◆ RECORDS SHOWN ◆

*** Block opens ***

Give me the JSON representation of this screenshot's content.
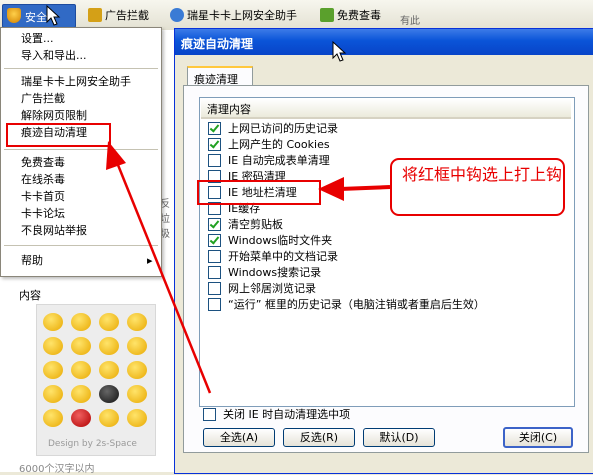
{
  "toolbar": {
    "menu_button": "安全",
    "items": [
      {
        "label": "广告拦截",
        "icon": "shield-ad-icon"
      },
      {
        "label": "瑞星卡卡上网安全助手",
        "icon": "kaka-icon"
      },
      {
        "label": "免费查毒",
        "icon": "scan-icon"
      }
    ]
  },
  "menu": {
    "items": [
      "设置...",
      "导入和导出...",
      "瑞星卡卡上网安全助手",
      "广告拦截",
      "解除网页限制",
      "痕迹自动清理",
      "免费查毒",
      "在线杀毒",
      "卡卡首页",
      "卡卡论坛",
      "不良网站举报",
      "帮助"
    ],
    "submenu_arrow": "▸"
  },
  "left_page": {
    "content_label": "内容",
    "emoji_caption": "Design by 2s-Space",
    "bottom_text": "6000个汉字以内",
    "bg_snippets": [
      "反垃圾",
      "有此"
    ]
  },
  "dialog": {
    "title": "痕迹自动清理",
    "tab": "痕迹清理",
    "list_header": "清理内容",
    "items": [
      {
        "label": "上网已访问的历史记录",
        "checked": true
      },
      {
        "label": "上网产生的 Cookies",
        "checked": true
      },
      {
        "label": "IE 自动完成表单清理",
        "checked": false
      },
      {
        "label": "IE 密码清理",
        "checked": false
      },
      {
        "label": "IE 地址栏清理",
        "checked": false
      },
      {
        "label": "IE缓存",
        "checked": false
      },
      {
        "label": "清空剪贴板",
        "checked": true
      },
      {
        "label": "Windows临时文件夹",
        "checked": true
      },
      {
        "label": "开始菜单中的文档记录",
        "checked": false
      },
      {
        "label": "Windows搜索记录",
        "checked": false
      },
      {
        "label": "网上邻居浏览记录",
        "checked": false
      },
      {
        "label": "“运行” 框里的历史记录（电脑注销或者重启后生效）",
        "checked": false
      }
    ],
    "close_ie_option": {
      "label": "关闭 IE 时自动清理选中项",
      "checked": false
    },
    "buttons": {
      "select_all": "全选(A)",
      "invert": "反选(R)",
      "default": "默认(D)",
      "close": "关闭(C)"
    }
  },
  "annotation": {
    "text": "将红框中钩选上打上钩",
    "color": "#E80000"
  }
}
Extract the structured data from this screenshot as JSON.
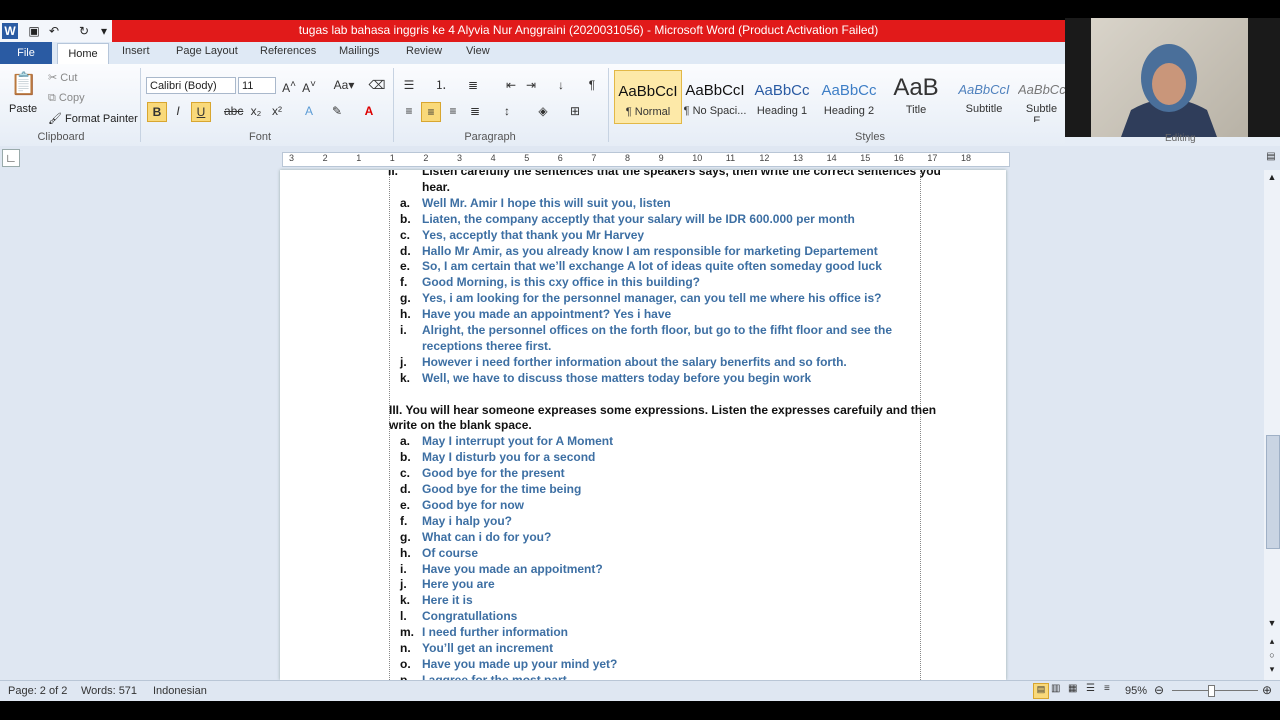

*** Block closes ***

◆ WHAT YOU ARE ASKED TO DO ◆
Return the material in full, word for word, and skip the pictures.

◆ ANSWER BELOW ◆
Give me the JSON representation of this screenshot's content.
{
  "toolbar": {
    "menu_button": "安全",
    "items": [
      {
        "label": "广告拦截",
        "icon": "shield-ad-icon"
      },
      {
        "label": "瑞星卡卡上网安全助手",
        "icon": "kaka-icon"
      },
      {
        "label": "免费查毒",
        "icon": "scan-icon"
      }
    ]
  },
  "menu": {
    "items": [
      "设置...",
      "导入和导出...",
      "瑞星卡卡上网安全助手",
      "广告拦截",
      "解除网页限制",
      "痕迹自动清理",
      "免费查毒",
      "在线杀毒",
      "卡卡首页",
      "卡卡论坛",
      "不良网站举报",
      "帮助"
    ],
    "submenu_arrow": "▸"
  },
  "left_page": {
    "content_label": "内容",
    "emoji_caption": "Design by 2s-Space",
    "bottom_text": "6000个汉字以内",
    "bg_snippets": [
      "反垃圾",
      "有此"
    ]
  },
  "dialog": {
    "title": "痕迹自动清理",
    "tab": "痕迹清理",
    "list_header": "清理内容",
    "items": [
      {
        "label": "上网已访问的历史记录",
        "checked": true
      },
      {
        "label": "上网产生的 Cookies",
        "checked": true
      },
      {
        "label": "IE 自动完成表单清理",
        "checked": false
      },
      {
        "label": "IE 密码清理",
        "checked": false
      },
      {
        "label": "IE 地址栏清理",
        "checked": false
      },
      {
        "label": "IE缓存",
        "checked": false
      },
      {
        "label": "清空剪贴板",
        "checked": true
      },
      {
        "label": "Windows临时文件夹",
        "checked": true
      },
      {
        "label": "开始菜单中的文档记录",
        "checked": false
      },
      {
        "label": "Windows搜索记录",
        "checked": false
      },
      {
        "label": "网上邻居浏览记录",
        "checked": false
      },
      {
        "label": "“运行” 框里的历史记录（电脑注销或者重启后生效）",
        "checked": false
      }
    ],
    "close_ie_option": {
      "label": "关闭 IE 时自动清理选中项",
      "checked": false
    },
    "buttons": {
      "select_all": "全选(A)",
      "invert": "反选(R)",
      "default": "默认(D)",
      "close": "关闭(C)"
    }
  },
  "annotation": {
    "text": "将红框中钩选上打上钩",
    "color": "#E80000"
  }
}
Extract the structured data from this screenshot as JSON.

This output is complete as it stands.